- **Input records**:
Content starts
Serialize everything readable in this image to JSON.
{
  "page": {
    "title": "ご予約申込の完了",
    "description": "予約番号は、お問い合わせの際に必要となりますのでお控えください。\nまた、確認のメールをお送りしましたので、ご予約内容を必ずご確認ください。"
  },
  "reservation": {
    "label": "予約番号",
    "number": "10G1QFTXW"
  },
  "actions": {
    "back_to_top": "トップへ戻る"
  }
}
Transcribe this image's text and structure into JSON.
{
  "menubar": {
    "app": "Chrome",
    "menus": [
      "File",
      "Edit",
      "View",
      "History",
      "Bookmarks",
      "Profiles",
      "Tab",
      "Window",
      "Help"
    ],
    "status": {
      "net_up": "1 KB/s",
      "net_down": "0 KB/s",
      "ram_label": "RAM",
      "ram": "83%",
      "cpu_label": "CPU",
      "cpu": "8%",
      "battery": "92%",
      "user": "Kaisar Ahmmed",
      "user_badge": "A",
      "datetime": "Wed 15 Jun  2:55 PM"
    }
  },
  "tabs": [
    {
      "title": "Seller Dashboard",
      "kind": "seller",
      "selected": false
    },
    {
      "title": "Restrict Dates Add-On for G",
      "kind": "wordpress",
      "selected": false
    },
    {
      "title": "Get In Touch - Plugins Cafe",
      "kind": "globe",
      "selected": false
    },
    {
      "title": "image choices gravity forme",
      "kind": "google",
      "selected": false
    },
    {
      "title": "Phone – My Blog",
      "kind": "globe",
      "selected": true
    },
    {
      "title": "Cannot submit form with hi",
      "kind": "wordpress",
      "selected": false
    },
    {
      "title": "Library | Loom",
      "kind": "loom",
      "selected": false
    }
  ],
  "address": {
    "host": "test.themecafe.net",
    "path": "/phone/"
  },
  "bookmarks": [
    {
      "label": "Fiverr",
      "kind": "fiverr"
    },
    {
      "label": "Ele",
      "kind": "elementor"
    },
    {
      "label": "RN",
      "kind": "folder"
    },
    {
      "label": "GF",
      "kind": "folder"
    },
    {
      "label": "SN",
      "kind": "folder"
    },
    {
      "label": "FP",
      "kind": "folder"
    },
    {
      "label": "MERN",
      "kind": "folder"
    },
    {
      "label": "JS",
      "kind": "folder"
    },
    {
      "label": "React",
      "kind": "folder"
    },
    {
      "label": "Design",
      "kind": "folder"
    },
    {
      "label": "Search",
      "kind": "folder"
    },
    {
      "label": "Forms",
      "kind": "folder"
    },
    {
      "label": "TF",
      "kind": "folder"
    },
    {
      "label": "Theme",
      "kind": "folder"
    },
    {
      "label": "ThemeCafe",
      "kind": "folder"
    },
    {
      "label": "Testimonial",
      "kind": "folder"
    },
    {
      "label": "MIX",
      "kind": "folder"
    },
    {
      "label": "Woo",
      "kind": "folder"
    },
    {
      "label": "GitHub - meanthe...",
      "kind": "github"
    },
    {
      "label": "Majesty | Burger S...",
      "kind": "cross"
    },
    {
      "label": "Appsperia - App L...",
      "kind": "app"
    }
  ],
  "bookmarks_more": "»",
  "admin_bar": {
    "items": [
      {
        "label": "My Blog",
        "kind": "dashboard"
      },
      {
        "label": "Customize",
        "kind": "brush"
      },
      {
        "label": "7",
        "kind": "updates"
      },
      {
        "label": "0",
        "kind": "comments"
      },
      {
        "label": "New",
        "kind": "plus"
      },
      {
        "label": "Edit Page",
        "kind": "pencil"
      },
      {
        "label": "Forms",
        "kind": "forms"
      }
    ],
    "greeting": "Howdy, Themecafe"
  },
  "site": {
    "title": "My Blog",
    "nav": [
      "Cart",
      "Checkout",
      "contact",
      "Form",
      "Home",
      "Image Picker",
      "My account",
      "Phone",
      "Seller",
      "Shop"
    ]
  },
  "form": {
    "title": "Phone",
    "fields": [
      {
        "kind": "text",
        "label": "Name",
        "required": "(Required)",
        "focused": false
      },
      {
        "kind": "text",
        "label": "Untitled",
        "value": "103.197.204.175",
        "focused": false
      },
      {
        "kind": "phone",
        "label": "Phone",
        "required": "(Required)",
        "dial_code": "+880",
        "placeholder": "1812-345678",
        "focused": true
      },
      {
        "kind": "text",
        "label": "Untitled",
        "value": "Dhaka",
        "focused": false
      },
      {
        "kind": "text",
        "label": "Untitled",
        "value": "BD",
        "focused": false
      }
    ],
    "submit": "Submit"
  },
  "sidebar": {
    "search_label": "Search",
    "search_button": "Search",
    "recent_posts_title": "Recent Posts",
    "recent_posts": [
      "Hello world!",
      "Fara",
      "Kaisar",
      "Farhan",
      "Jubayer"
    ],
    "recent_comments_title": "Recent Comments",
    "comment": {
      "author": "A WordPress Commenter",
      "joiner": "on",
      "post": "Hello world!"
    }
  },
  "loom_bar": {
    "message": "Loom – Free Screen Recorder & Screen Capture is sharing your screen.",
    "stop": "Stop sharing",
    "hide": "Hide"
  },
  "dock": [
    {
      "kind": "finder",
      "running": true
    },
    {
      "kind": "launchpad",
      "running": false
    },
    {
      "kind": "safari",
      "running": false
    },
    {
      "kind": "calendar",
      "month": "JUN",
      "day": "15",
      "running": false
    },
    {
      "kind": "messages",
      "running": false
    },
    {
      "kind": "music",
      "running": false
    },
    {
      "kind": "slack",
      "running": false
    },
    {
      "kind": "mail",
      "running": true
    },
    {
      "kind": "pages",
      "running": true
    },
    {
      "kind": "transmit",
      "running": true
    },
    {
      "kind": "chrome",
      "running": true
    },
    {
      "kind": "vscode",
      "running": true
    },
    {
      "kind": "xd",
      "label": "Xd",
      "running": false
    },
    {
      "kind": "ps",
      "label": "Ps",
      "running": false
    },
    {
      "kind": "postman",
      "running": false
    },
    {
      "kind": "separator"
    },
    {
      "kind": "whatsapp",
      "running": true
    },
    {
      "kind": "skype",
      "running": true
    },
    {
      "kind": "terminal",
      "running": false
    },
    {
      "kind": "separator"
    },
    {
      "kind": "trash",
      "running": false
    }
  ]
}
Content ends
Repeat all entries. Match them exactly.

Serialize everything readable in this image to JSON.
{
  "page": {
    "title": "ご予約申込の完了",
    "description": "予約番号は、お問い合わせの際に必要となりますのでお控えください。\nまた、確認のメールをお送りしましたので、ご予約内容を必ずご確認ください。"
  },
  "reservation": {
    "label": "予約番号",
    "number": "10G1QFTXW"
  },
  "actions": {
    "back_to_top": "トップへ戻る"
  }
}
Transcribe this image's text and structure into JSON.
{
  "menubar": {
    "app": "Chrome",
    "menus": [
      "File",
      "Edit",
      "View",
      "History",
      "Bookmarks",
      "Profiles",
      "Tab",
      "Window",
      "Help"
    ],
    "status": {
      "net_up": "1 KB/s",
      "net_down": "0 KB/s",
      "ram_label": "RAM",
      "ram": "83%",
      "cpu_label": "CPU",
      "cpu": "8%",
      "battery": "92%",
      "user": "Kaisar Ahmmed",
      "user_badge": "A",
      "datetime": "Wed 15 Jun  2:55 PM"
    }
  },
  "tabs": [
    {
      "title": "Seller Dashboard",
      "kind": "seller",
      "selected": false
    },
    {
      "title": "Restrict Dates Add-On for G",
      "kind": "wordpress",
      "selected": false
    },
    {
      "title": "Get In Touch - Plugins Cafe",
      "kind": "globe",
      "selected": false
    },
    {
      "title": "image choices gravity forme",
      "kind": "google",
      "selected": false
    },
    {
      "title": "Phone – My Blog",
      "kind": "globe",
      "selected": true
    },
    {
      "title": "Cannot submit form with hi",
      "kind": "wordpress",
      "selected": false
    },
    {
      "title": "Library | Loom",
      "kind": "loom",
      "selected": false
    }
  ],
  "address": {
    "host": "test.themecafe.net",
    "path": "/phone/"
  },
  "bookmarks": [
    {
      "label": "Fiverr",
      "kind": "fiverr"
    },
    {
      "label": "Ele",
      "kind": "elementor"
    },
    {
      "label": "RN",
      "kind": "folder"
    },
    {
      "label": "GF",
      "kind": "folder"
    },
    {
      "label": "SN",
      "kind": "folder"
    },
    {
      "label": "FP",
      "kind": "folder"
    },
    {
      "label": "MERN",
      "kind": "folder"
    },
    {
      "label": "JS",
      "kind": "folder"
    },
    {
      "label": "React",
      "kind": "folder"
    },
    {
      "label": "Design",
      "kind": "folder"
    },
    {
      "label": "Search",
      "kind": "folder"
    },
    {
      "label": "Forms",
      "kind": "folder"
    },
    {
      "label": "TF",
      "kind": "folder"
    },
    {
      "label": "Theme",
      "kind": "folder"
    },
    {
      "label": "ThemeCafe",
      "kind": "folder"
    },
    {
      "label": "Testimonial",
      "kind": "folder"
    },
    {
      "label": "MIX",
      "kind": "folder"
    },
    {
      "label": "Woo",
      "kind": "folder"
    },
    {
      "label": "GitHub - meanthe...",
      "kind": "github"
    },
    {
      "label": "Majesty | Burger S...",
      "kind": "cross"
    },
    {
      "label": "Appsperia - App L...",
      "kind": "app"
    }
  ],
  "bookmarks_more": "»",
  "admin_bar": {
    "items": [
      {
        "label": "My Blog",
        "kind": "dashboard"
      },
      {
        "label": "Customize",
        "kind": "brush"
      },
      {
        "label": "7",
        "kind": "updates"
      },
      {
        "label": "0",
        "kind": "comments"
      },
      {
        "label": "New",
        "kind": "plus"
      },
      {
        "label": "Edit Page",
        "kind": "pencil"
      },
      {
        "label": "Forms",
        "kind": "forms"
      }
    ],
    "greeting": "Howdy, Themecafe"
  },
  "site": {
    "title": "My Blog",
    "nav": [
      "Cart",
      "Checkout",
      "contact",
      "Form",
      "Home",
      "Image Picker",
      "My account",
      "Phone",
      "Seller",
      "Shop"
    ]
  },
  "form": {
    "title": "Phone",
    "fields": [
      {
        "kind": "text",
        "label": "Name",
        "required": "(Required)",
        "focused": false
      },
      {
        "kind": "text",
        "label": "Untitled",
        "value": "103.197.204.175",
        "focused": false
      },
      {
        "kind": "phone",
        "label": "Phone",
        "required": "(Required)",
        "dial_code": "+880",
        "placeholder": "1812-345678",
        "focused": true
      },
      {
        "kind": "text",
        "label": "Untitled",
        "value": "Dhaka",
        "focused": false
      },
      {
        "kind": "text",
        "label": "Untitled",
        "value": "BD",
        "focused": false
      }
    ],
    "submit": "Submit"
  },
  "sidebar": {
    "search_label": "Search",
    "search_button": "Search",
    "recent_posts_title": "Recent Posts",
    "recent_posts": [
      "Hello world!",
      "Fara",
      "Kaisar",
      "Farhan",
      "Jubayer"
    ],
    "recent_comments_title": "Recent Comments",
    "comment": {
      "author": "A WordPress Commenter",
      "joiner": "on",
      "post": "Hello world!"
    }
  },
  "loom_bar": {
    "message": "Loom – Free Screen Recorder & Screen Capture is sharing your screen.",
    "stop": "Stop sharing",
    "hide": "Hide"
  },
  "dock": [
    {
      "kind": "finder",
      "running": true
    },
    {
      "kind": "launchpad",
      "running": false
    },
    {
      "kind": "safari",
      "running": false
    },
    {
      "kind": "calendar",
      "month": "JUN",
      "day": "15",
      "running": false
    },
    {
      "kind": "messages",
      "running": false
    },
    {
      "kind": "music",
      "running": false
    },
    {
      "kind": "slack",
      "running": false
    },
    {
      "kind": "mail",
      "running": true
    },
    {
      "kind": "pages",
      "running": true
    },
    {
      "kind": "transmit",
      "running": true
    },
    {
      "kind": "chrome",
      "running": true
    },
    {
      "kind": "vscode",
      "running": true
    },
    {
      "kind": "xd",
      "label": "Xd",
      "running": false
    },
    {
      "kind": "ps",
      "label": "Ps",
      "running": false
    },
    {
      "kind": "postman",
      "running": false
    },
    {
      "kind": "separator"
    },
    {
      "kind": "whatsapp",
      "running": true
    },
    {
      "kind": "skype",
      "running": true
    },
    {
      "kind": "terminal",
      "running": false
    },
    {
      "kind": "separator"
    },
    {
      "kind": "trash",
      "running": false
    }
  ]
}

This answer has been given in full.